* [PROBLEM DETAILS]: Each line of the data holding "icon" should be found and copied.

'''

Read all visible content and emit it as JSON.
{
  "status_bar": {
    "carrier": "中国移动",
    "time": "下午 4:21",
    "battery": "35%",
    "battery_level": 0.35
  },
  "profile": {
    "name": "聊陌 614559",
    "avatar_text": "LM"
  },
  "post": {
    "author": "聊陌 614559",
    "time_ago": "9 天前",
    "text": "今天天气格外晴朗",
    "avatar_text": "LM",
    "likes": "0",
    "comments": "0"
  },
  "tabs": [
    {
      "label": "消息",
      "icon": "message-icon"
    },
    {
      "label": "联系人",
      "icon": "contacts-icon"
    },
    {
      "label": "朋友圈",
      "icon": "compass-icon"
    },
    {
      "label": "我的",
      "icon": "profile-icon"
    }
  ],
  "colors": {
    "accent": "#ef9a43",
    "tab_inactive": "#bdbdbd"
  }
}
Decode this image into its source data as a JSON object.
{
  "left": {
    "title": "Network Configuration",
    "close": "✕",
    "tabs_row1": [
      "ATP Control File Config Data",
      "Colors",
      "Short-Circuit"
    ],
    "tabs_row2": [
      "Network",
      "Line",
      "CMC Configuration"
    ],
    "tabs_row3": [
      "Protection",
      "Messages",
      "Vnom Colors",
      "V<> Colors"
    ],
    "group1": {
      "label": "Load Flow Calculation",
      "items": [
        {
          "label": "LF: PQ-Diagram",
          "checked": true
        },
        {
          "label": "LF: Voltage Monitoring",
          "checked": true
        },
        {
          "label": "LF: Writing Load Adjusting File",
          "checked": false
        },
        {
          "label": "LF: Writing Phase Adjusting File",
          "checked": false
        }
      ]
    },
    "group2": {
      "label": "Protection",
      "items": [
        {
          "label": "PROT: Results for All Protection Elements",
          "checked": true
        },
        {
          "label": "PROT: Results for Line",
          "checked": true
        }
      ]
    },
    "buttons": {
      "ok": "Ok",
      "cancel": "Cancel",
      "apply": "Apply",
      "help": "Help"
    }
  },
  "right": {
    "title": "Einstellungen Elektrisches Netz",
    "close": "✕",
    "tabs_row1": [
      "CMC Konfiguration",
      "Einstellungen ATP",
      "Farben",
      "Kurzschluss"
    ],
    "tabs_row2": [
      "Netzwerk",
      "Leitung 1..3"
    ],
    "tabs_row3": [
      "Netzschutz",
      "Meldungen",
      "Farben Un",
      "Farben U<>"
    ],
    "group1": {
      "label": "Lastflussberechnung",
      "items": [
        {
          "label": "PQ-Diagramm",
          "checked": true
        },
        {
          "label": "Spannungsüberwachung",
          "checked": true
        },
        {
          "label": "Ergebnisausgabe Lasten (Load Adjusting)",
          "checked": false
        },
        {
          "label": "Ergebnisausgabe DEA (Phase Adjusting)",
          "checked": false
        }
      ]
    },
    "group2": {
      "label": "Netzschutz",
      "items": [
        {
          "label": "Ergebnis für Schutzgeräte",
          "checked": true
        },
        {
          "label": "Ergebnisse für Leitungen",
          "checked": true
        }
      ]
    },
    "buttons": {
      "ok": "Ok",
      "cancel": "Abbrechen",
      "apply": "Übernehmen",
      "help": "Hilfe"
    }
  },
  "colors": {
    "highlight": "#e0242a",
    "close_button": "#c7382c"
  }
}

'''

* [RESULT BELOW]:
      "icon": "message-icon"
      "icon": "contacts-icon"
      "icon": "compass-icon"
      "icon": "profile-icon"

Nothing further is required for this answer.